Thursday, May 2, 2013

Portrait of the Artist as a Coward

The only artists I have ever known who are personally delightful are bad artists..... He lives the poetry that he cannot write. The others write the poetry that they dare not realize
- Oscar Wilde , The Picture of Dorian Gray

In Satyajit Ray's Kapurush (Coward) - the protagonist Amitabha  is a screenwriter is traveling to collect material for his film he is going to write. Novelists writing about novelists is the oldest cliche in the book. Screenwriters writing about screenwriters is relatively rare and on occasion has resulted in phenomenal awesomeness. However, it is interesting to see how Ray shows a screenwriter.
As the crux of the short film is about the protagonist meeting his ex-girlfriend now married to a 'lesser' man, there is no scope to depict the agonizing process of exercising the craft of screenwriting itself. But there seems to be much about what being a writer is.

The flashback - one of the many scenes wonderfully weaved in and out with the present - reveals that they broke-up because Amitabha declines to step-up at a crucial point when Karuna wants him to.  He hasn't made much of himself to feel ready to make a big decision yet. So he says, much to the scorn of Karuna.

And later he meets her, as the wife of a man. A seemingly simple-minded man, who hosts him when he stranded on a rainy night. The idea of the writer studying life to create, gets disproportionate mention. The non-writing public, who go about the daily business of life. Whereas the artist, labours to achieve verisimilitude, and floats in his unique position of being both amongst and above.

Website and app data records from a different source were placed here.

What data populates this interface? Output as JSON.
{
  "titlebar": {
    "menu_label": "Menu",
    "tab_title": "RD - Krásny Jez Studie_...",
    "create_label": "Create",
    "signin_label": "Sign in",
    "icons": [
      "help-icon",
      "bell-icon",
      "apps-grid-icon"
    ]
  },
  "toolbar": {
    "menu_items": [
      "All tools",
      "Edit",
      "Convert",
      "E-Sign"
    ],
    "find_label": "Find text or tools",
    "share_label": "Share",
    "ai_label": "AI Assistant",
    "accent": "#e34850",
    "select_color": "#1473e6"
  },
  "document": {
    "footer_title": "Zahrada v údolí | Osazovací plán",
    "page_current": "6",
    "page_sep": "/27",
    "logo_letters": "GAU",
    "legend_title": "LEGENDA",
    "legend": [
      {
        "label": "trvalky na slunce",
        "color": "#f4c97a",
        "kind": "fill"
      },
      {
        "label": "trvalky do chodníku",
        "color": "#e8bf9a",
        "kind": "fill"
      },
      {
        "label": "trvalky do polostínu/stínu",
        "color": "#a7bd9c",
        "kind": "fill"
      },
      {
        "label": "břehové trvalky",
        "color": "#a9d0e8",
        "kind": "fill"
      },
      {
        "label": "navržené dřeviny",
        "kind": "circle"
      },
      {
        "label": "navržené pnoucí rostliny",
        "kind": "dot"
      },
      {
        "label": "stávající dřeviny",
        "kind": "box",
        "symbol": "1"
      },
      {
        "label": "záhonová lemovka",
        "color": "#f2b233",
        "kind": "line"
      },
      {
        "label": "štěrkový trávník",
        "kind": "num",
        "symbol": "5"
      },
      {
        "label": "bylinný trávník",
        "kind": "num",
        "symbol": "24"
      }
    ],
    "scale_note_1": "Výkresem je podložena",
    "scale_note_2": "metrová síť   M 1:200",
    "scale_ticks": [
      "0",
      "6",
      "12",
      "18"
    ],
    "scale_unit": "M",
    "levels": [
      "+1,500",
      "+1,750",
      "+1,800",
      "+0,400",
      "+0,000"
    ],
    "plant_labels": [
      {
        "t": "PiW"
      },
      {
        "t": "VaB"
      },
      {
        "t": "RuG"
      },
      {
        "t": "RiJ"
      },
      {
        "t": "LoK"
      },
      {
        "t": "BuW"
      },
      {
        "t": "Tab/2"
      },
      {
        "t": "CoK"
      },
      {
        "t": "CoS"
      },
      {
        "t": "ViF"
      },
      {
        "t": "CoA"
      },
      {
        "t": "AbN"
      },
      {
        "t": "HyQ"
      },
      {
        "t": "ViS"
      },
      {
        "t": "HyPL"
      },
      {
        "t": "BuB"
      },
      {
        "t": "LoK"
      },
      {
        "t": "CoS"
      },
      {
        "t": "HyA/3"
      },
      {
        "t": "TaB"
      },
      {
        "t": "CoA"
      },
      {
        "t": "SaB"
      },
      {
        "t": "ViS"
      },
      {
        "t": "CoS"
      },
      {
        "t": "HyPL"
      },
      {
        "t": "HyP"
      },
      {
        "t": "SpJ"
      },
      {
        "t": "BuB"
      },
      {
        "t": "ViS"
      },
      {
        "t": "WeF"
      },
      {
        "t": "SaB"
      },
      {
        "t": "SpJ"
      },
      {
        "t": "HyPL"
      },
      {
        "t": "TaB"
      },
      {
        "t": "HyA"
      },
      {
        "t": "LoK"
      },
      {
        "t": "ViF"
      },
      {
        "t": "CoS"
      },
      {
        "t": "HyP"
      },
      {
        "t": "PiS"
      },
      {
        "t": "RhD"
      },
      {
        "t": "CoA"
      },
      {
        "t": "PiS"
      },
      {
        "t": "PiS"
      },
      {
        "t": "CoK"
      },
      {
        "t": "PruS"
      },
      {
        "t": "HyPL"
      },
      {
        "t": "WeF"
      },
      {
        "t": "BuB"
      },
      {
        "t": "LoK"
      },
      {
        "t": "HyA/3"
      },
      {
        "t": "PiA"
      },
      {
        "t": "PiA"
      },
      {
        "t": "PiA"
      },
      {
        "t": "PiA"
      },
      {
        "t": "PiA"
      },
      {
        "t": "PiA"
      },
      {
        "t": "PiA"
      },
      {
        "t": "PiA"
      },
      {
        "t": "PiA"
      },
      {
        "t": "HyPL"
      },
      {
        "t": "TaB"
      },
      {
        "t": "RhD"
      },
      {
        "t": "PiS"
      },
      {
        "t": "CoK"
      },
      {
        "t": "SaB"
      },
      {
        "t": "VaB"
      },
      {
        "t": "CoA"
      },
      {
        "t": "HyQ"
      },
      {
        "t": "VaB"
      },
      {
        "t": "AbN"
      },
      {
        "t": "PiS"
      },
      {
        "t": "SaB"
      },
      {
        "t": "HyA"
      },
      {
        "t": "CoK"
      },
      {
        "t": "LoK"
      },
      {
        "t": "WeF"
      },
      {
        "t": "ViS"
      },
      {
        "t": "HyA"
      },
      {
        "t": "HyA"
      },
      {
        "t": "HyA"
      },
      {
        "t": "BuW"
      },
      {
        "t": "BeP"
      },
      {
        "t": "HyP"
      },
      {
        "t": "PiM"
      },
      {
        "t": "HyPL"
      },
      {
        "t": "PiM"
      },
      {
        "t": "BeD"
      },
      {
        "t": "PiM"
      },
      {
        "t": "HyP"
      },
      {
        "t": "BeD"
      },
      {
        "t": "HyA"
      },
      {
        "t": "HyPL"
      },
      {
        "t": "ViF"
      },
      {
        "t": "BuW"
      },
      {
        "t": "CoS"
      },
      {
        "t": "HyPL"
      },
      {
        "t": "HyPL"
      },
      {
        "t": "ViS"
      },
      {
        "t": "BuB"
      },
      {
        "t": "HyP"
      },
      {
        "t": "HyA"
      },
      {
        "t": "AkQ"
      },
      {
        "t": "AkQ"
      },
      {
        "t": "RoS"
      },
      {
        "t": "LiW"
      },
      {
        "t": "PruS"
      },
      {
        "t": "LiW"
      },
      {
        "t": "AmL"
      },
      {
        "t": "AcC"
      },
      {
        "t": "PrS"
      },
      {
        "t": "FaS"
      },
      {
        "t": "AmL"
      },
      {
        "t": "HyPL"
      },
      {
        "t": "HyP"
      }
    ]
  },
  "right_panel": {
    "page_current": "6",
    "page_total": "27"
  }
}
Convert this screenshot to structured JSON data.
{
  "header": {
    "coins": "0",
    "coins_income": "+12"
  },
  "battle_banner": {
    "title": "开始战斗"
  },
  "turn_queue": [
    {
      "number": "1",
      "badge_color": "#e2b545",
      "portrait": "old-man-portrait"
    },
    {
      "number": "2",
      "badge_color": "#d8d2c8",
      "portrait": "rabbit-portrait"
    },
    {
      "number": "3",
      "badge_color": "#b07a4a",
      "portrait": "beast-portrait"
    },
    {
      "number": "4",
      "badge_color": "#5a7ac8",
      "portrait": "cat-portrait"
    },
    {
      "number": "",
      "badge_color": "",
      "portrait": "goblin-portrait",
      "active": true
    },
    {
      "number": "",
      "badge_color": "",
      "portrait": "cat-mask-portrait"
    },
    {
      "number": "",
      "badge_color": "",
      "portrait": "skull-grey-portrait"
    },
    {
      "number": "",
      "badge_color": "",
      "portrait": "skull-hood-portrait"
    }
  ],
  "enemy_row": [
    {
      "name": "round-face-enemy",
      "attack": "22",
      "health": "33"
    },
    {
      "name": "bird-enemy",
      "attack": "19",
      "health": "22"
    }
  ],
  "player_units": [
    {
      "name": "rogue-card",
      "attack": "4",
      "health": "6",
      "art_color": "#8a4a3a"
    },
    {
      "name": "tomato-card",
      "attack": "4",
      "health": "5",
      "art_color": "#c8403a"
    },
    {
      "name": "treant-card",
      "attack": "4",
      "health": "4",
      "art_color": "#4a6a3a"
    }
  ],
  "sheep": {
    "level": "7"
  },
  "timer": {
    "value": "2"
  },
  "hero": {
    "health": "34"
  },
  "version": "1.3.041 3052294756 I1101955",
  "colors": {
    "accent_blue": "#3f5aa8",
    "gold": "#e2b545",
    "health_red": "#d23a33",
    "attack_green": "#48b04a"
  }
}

And *poof* goes that unspoken feeling of superiority, when his host shows off his wife's artistic side. Something about Karuna hitherto unknown to Amitabha.

And suddenly one is encouraged to read into all this. That his choice of vocation as a writer is also about the cowardice of not choosing to live when the moment was on offer. And the agony of having no-one but oneself to blame for it. The painting seems to mock that his choice of vocation had little to do with any unique talent, but about what one chooses it over.

And now, having relatively secured his position, Amitabha has the audacity to propose to invite Karuna back into his life. But the language within which he couches that is still one of earnest superiority. He is convinced his host is no match for her and that he has more to offer her than her 'simple minded' husband. 

"You do not know him. No one can be known in a day" are her choice of words in dismissing him.

Would the writer get to know anything in his travels, undertaken for the express purpose of material collection? Isn't that itself cutting to the core challenge of the screenwriter. Who needs his audience to get to 'know' from the slivers, slices of life-moments that he depicts?

The coward writer can only watch the husband snooze, after having lit a cigarette, which is burning itself to a butt unsmoked. That doesn't leave him with perhaps time enough to dare to do much. And there he is, between life and time running out on him.

1 comment:

  1. Doug Altie,
    Holy cow! You posted on a Steinbeck story on 26/04. Actually I'd spent that day off to tour around the streets where he lived!

    Meanwhile here's a pic I took in the area.

    I'll read the Maltby story later tonite.